Trump to announce Foxconn plant in Wisconsin
Madison, Wis. — An invitation to President Donald Trump’s afternoon news conference with Wisconsin officials says electronics giant Foxconn will build a liquid-crystal display panel plant in Wisconsin.
The Associated Press obtained the invitation from a person with knowledge of the Wednesday afternoon event at the White House. The person doesn’t have authorization to publicly release the information.
White House spokesman Josh Raffel confirms the Trump announcement will be on Foxconn, but he wouldn’t release details ahead of the event.
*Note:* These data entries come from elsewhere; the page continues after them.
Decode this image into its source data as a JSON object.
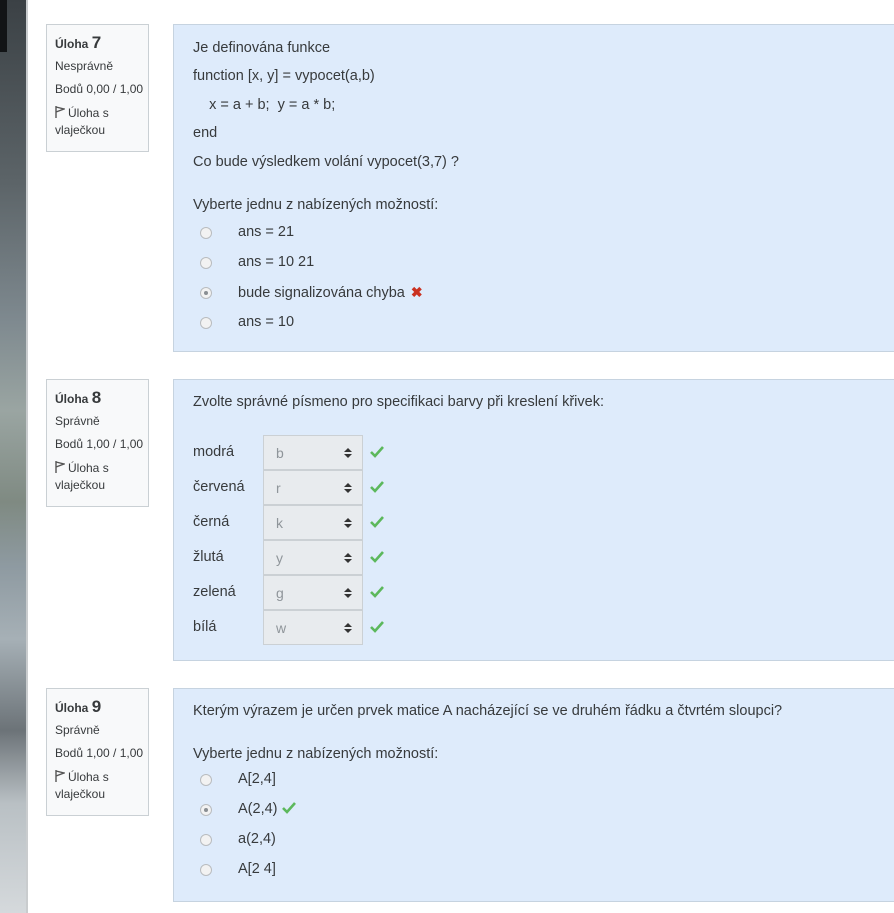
{
  "questions": [
    {
      "label": "Úloha",
      "number": "7",
      "state": "Nesprávně",
      "grade": "Bodů 0,00 / 1,00",
      "flag_label": "Úloha s vlaječkou",
      "text_lines": [
        "Je definována funkce",
        "function [x, y] = vypocet(a,b)",
        "    x = a + b;  y = a * b;",
        "end",
        "Co bude výsledkem volání vypocet(3,7) ?"
      ],
      "prompt": "Vyberte jednu z nabízených možností:",
      "answers": [
        {
          "label": "ans = 21",
          "checked": false,
          "feedback": ""
        },
        {
          "label": "ans = 10 21",
          "checked": false,
          "feedback": ""
        },
        {
          "label": "bude signalizována chyba",
          "checked": true,
          "feedback": "✖"
        },
        {
          "label": "ans = 10",
          "checked": false,
          "feedback": ""
        }
      ]
    },
    {
      "label": "Úloha",
      "number": "8",
      "state": "Správně",
      "grade": "Bodů 1,00 / 1,00",
      "flag_label": "Úloha s vlaječkou",
      "text": "Zvolte správné písmeno pro specifikaci barvy při kreslení křivek:",
      "matches": [
        {
          "label": "modrá",
          "value": "b"
        },
        {
          "label": "červená",
          "value": "r"
        },
        {
          "label": "černá",
          "value": "k"
        },
        {
          "label": "žlutá",
          "value": "y"
        },
        {
          "label": "zelená",
          "value": "g"
        },
        {
          "label": "bílá",
          "value": "w"
        }
      ]
    },
    {
      "label": "Úloha",
      "number": "9",
      "state": "Správně",
      "grade": "Bodů 1,00 / 1,00",
      "flag_label": "Úloha s vlaječkou",
      "text": "Kterým výrazem je určen prvek matice A nacházející se ve druhém řádku a čtvrtém sloupci?",
      "prompt": "Vyberte jednu z nabízených možností:",
      "answers": [
        {
          "label": "A[2,4]",
          "checked": false
        },
        {
          "label": "A(2,4)",
          "checked": true
        },
        {
          "label": "a(2,4)",
          "checked": false
        },
        {
          "label": "A[2 4]",
          "checked": false
        }
      ]
    }
  ],
  "colors": {
    "info_bg": "#f8f9fa",
    "content_bg": "#deebfb",
    "correct": "#5cb85c",
    "incorrect": "#ca3120"
  },
  "icons": {
    "flag": "flag-icon",
    "correct": "check-icon",
    "incorrect": "cross-icon",
    "select_arrows": "select-arrows-icon"
  }
}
Other states vying for the plant are Michigan, Illinois, Indiana, Ohio, Pennsylvania and Texas. The Taiwanese company is best known as the assembler of the iPhone.
Wisconsin Gov. Scott Walker tweeted earlier Wednesday that there would be a “major jobs announcement for Wisconsin” at the White House with the president.
Walker tweeted the statement shortly after a top Republican in the state, Wisconsin Assembly Speaker Robin Vos, said he was in Washington to attend a White House news conference for what he called an expected announcement from Trump about Foxconn. Vos said he had no details about a possible deal.
Wisconsin is among seven mostly Midwestern states that the Taiwan-based company has named as possible locations to build its first liquid-crystal display factory. Vos has said the plant could employ as many as 10,000 people.
Republican leaders in the Wisconsin Senate have said Walker has been negotiating a memorandum of understanding with Foxconn — best known as the assembler of the iPhone — to build such a factory in the southeast corner of the state. Other states vying for the plant are Michigan, Illinois, Indiana, Ohio, Pennsylvania and Texas.
Foxconn did not immediately return messages seeking comment Wednesday.
Landing the multi-state competition for the plant has been cast as a once-in-a-generation opportunity. Foxconn is the biggest contract assembler of smartphones and other devices for Apple and other brands. It has been eyeing building the plant in a part of Wisconsin represented by U.S. House Speaker Paul Ryan, who said he has met with company officials at the request of the Republican governor.
Critics have cautioned that Foxconn has made promises before to invest in the U.S. and not followed through. Foxconn promised in 2013, for example, to invest $30 million and hire 500 workers for a new high-tech factory in Pennsylvania, but it was never built.
Still, landing Foxconn would be a victory both for Trump, as he touts his build America agenda, and for Walker, who is up for re-election next year.
If Wisconsin is selected for the plan, the state could be on the hook for billions of dollars in incentives as part of the deal, though no details of the state’s proposal have been released. State Sen. Alberta Darling, co-chair of the Legislature’s budget committee, said any deal would be examined with a “fine-toothed comb” and have to win approval by the Republican-controlled Legislature.